Task brief: Every line of the records below that holds the word "chuyển" belongs in the answer.

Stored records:
[Start of Attachment]
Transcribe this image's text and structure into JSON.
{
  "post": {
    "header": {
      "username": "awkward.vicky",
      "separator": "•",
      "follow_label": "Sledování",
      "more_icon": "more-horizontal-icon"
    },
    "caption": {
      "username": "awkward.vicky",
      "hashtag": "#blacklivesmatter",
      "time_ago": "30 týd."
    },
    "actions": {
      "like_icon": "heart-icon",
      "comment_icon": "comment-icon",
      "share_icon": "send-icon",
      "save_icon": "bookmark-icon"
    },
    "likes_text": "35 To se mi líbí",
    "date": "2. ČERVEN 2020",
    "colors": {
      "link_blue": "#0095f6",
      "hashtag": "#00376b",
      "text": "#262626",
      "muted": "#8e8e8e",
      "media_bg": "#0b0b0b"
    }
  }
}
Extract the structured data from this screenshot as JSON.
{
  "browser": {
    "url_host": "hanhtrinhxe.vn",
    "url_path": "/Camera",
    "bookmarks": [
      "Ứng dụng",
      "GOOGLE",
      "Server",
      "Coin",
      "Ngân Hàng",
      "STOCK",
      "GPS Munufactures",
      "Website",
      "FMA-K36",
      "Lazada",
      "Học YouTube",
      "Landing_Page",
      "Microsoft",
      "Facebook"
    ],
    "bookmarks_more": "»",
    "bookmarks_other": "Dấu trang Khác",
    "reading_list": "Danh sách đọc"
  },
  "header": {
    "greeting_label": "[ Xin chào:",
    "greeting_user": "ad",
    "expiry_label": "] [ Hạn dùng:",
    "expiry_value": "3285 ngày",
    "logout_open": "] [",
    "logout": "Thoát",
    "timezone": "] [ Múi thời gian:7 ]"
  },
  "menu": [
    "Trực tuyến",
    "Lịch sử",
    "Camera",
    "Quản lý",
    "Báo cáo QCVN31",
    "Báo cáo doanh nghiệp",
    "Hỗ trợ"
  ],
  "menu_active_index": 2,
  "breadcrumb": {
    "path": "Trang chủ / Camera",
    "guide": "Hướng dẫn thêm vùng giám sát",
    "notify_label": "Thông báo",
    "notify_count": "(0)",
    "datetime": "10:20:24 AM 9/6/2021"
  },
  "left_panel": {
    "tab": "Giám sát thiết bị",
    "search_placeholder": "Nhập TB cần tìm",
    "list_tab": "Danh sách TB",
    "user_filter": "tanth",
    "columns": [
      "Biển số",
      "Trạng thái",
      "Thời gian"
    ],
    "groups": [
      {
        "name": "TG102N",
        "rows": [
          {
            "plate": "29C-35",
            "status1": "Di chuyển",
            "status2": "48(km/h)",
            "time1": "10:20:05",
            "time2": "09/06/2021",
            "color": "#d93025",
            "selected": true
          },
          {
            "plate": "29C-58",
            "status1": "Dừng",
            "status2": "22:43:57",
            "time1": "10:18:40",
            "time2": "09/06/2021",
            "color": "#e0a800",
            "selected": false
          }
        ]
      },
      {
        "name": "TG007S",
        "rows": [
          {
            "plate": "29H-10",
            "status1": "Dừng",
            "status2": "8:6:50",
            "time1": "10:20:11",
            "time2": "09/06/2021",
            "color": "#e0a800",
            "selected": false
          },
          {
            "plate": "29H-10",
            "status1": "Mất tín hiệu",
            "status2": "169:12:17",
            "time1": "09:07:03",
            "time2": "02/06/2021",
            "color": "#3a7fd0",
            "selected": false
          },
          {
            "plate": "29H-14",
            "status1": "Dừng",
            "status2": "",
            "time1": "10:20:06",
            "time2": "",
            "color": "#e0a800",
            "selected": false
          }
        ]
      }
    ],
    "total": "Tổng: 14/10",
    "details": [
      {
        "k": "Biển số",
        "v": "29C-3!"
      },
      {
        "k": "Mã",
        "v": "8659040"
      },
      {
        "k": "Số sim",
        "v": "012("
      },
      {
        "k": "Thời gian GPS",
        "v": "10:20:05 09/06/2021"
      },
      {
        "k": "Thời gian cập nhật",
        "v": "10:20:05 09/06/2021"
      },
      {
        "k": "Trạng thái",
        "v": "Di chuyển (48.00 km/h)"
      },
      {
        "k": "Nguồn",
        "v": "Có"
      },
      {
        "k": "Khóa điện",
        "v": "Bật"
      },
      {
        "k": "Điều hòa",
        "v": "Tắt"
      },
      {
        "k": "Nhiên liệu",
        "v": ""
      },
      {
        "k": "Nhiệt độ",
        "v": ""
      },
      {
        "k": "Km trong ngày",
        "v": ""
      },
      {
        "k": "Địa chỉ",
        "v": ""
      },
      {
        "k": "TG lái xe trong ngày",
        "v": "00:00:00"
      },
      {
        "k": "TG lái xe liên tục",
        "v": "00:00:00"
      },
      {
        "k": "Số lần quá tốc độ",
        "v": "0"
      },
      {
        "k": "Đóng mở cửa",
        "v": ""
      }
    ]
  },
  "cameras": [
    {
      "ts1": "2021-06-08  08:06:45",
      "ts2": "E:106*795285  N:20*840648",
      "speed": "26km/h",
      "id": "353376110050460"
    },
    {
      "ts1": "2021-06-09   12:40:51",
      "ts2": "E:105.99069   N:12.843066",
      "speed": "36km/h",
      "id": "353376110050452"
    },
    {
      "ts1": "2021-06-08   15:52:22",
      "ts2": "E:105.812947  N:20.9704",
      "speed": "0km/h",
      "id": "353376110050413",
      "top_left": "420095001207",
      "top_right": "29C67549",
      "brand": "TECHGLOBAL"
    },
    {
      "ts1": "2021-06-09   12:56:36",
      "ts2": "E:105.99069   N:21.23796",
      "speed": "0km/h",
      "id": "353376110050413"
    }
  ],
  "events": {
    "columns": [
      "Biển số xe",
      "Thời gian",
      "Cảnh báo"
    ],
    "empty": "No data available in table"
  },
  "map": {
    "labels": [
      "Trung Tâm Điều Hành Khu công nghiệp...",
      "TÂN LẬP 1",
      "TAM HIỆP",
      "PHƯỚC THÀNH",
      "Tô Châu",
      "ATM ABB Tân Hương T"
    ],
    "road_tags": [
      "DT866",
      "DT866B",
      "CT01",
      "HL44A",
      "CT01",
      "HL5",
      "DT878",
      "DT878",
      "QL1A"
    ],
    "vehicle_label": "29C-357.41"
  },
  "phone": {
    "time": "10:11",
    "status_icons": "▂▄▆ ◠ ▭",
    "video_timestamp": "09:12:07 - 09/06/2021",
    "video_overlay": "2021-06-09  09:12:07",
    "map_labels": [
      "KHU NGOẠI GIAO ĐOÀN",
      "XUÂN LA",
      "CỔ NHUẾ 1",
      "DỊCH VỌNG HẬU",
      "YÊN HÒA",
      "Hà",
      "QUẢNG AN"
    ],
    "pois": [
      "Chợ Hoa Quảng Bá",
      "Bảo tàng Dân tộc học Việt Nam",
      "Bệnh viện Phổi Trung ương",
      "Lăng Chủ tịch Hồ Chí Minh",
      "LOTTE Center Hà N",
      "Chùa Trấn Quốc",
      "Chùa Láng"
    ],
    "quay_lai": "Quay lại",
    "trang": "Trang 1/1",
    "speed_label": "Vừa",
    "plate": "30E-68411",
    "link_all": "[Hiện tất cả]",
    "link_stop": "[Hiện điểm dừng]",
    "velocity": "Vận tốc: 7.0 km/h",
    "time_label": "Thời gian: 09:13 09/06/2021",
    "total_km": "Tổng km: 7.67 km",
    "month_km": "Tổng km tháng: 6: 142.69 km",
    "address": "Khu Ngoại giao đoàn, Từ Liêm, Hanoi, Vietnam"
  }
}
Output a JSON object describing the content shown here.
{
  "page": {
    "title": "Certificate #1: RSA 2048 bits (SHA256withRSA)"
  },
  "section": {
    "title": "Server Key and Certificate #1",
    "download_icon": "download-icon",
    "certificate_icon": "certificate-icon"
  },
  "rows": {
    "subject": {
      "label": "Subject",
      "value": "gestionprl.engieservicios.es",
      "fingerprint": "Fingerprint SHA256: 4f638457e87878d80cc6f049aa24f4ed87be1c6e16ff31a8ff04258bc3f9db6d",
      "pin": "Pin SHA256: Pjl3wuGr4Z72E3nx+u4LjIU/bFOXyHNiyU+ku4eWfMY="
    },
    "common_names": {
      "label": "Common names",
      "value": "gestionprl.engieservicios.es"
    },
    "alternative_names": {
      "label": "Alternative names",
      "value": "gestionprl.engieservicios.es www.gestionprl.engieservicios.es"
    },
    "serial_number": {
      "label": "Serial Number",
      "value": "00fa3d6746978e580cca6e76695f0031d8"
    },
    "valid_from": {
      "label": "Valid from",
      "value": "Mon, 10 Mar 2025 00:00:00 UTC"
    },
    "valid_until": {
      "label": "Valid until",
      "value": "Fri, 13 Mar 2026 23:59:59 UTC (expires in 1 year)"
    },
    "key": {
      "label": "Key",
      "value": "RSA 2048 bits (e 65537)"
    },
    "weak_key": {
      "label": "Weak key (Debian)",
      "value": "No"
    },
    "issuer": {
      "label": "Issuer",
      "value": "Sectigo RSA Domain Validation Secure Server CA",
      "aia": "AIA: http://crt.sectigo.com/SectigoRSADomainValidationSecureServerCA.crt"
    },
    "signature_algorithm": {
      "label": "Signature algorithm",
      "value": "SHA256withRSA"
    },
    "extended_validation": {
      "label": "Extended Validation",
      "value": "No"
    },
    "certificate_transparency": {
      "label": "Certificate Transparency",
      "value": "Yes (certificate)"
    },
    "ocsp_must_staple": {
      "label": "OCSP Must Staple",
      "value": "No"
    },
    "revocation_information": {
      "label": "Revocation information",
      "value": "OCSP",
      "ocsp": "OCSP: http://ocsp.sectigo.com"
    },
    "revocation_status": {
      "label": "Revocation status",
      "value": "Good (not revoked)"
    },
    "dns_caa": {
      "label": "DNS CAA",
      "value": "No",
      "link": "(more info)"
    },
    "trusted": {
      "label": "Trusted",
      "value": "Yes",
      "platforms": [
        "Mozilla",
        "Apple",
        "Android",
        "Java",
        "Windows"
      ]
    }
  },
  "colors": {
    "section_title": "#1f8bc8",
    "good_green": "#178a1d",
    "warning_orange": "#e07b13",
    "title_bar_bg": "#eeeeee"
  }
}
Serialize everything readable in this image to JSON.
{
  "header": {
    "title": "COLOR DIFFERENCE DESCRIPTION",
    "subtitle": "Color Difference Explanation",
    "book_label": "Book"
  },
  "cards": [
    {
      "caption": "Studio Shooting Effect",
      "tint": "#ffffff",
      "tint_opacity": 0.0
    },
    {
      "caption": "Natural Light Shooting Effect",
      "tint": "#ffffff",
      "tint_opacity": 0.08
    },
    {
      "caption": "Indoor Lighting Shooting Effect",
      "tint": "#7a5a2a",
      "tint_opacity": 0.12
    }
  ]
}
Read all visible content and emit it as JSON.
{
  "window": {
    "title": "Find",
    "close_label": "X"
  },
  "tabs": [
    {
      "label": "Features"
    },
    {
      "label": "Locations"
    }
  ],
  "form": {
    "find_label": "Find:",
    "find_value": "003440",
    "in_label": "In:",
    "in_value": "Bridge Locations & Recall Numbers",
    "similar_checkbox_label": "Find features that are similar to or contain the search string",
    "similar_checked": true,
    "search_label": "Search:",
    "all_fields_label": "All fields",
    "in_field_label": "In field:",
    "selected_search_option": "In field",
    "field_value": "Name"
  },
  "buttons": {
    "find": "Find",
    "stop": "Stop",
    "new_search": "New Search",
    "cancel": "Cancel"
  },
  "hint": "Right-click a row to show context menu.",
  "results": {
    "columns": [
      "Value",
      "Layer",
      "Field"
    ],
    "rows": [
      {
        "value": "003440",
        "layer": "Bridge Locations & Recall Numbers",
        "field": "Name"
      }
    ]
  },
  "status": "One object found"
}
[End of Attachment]
Answer to the exercise:
            "status1": "Di chuyển",
        "v": "Di chuyển (48.00 km/h)"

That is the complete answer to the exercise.